The oddest item that was unseen in the U.S. until the advent of YT: four Japanese canned-coffee commercials that Lynch directed with several members of the cast.



Lynch has done very little in a theatrical context, but he and Angelo Badalamenti did create one commissioned theater piece for the Brooklyn Academy of Music, called Industrial Symphony No. 1. The piece was made available on VHS but was only released on DVD as part of the “Lime Green Set,” an out of print 10-disc collection of Lynch's feature films.

Here it is, in its entirety.
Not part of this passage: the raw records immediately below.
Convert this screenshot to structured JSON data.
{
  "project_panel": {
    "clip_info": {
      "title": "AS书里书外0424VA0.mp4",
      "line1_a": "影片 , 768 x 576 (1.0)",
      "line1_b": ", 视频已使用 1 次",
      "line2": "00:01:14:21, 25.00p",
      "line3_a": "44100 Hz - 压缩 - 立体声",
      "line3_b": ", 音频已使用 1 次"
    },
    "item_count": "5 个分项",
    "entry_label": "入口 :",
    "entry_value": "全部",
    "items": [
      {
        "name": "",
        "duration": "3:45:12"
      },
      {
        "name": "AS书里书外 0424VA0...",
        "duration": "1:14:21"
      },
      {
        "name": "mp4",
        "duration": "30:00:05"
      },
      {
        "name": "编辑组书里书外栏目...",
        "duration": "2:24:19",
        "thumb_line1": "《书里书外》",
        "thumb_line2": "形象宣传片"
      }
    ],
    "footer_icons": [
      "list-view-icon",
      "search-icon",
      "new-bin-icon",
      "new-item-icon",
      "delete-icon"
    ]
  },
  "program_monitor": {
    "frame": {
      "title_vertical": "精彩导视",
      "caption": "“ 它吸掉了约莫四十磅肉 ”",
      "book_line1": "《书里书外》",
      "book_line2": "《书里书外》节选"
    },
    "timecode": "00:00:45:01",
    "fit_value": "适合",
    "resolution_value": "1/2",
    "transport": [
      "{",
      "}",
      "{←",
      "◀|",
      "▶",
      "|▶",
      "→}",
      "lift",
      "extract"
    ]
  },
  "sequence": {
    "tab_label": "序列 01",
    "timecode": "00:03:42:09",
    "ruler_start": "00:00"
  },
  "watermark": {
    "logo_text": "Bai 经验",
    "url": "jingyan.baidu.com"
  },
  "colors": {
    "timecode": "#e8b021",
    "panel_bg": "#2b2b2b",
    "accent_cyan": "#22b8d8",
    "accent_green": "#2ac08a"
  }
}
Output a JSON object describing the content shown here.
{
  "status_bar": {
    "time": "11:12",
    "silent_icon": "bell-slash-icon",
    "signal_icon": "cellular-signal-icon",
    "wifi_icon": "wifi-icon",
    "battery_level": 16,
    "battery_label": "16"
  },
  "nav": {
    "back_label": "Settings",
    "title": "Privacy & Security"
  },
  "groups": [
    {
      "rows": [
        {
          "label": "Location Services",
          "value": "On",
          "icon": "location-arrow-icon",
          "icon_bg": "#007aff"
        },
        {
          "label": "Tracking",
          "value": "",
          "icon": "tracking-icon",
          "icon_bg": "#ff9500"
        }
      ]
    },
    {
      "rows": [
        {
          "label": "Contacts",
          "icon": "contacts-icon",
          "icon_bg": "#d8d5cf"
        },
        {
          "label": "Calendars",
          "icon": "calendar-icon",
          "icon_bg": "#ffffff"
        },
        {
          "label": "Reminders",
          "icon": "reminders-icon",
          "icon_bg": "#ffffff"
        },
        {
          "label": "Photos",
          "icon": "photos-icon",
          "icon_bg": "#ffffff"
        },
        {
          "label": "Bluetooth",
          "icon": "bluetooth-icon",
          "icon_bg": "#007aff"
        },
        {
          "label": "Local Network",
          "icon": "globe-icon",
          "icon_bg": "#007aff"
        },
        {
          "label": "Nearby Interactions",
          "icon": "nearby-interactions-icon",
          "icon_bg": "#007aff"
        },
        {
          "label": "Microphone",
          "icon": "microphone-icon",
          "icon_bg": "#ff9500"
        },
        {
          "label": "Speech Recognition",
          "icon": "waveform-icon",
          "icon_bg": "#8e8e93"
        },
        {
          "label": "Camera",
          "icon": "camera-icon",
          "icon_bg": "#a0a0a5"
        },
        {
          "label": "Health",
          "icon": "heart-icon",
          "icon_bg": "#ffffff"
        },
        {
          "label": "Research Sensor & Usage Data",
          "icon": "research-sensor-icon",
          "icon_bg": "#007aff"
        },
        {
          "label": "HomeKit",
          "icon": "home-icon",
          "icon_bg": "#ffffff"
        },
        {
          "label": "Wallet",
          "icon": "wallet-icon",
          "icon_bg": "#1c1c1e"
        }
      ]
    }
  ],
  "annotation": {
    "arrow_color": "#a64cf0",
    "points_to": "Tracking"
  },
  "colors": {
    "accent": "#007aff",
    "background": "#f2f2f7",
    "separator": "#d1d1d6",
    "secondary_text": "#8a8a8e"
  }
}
Links to TP include Michael J. Anderson (“Little Mike,” aka “The Man from Another Place”) sawing some wood, and the lovely Julee Cruise floating through the air and singing songs by Badalamenti and Lynch.



Lynch/Frost Productions only produced three shows in its short lifespan: TP, American Chronicles (a failed documentary series show on Fox that was mostly the creation of Frost), and On the Air, a very broad sitcom.

Set in 1957, the show depicts the production of a variety show starring a washed-up Hollywood star (Ian Buchanan), who is constantly upstaged by his ditsy blonde costar (Marla Rubinoff).

I love some of the character actors in the show — Miguel Ferrer, David L. Lander (Squiggy!), Marvin Kaplan, Sydney Lassick, Tracey Walter  — but the show is way too broad and goofy. Only three of the seven episodes aired on ABC, but all seven are now on YT. This is by far the best, and not just because it has a beatnik dancer as the guest star on the variety show:



Lynch has been justifiably proud of three of his early shorts — “Six Men Getting Sick,” “Alphabet,” and “The Grandmother” — and collected them in the one DVD of shorts that he released (and also allowed them to be included as bonuses on the Eraserhead Criterion DVD).

Three other rarities only appeared on the “Lime Green Set.” The first of these is the very primitive but totally Lynchian “Absurd Encounter with Fear” (1967) His then-wife Peggy is the girl in the grass.



“Fictitious Anacin commercial” (also '67) is the second rarity. The star is a young Jack Fisk, noted production designer (for Lynch, Malick, etc).



“Sailing with Bushnell Keeler” ('67 again) is a home movie shot and edited by Lynch. There is a quick glance of young Lynch, with his always-impressive full head of hair. Forget friendly, odd remarks, forget coffee, you can even forget smoking — the hair is probably his most-recognized attribute.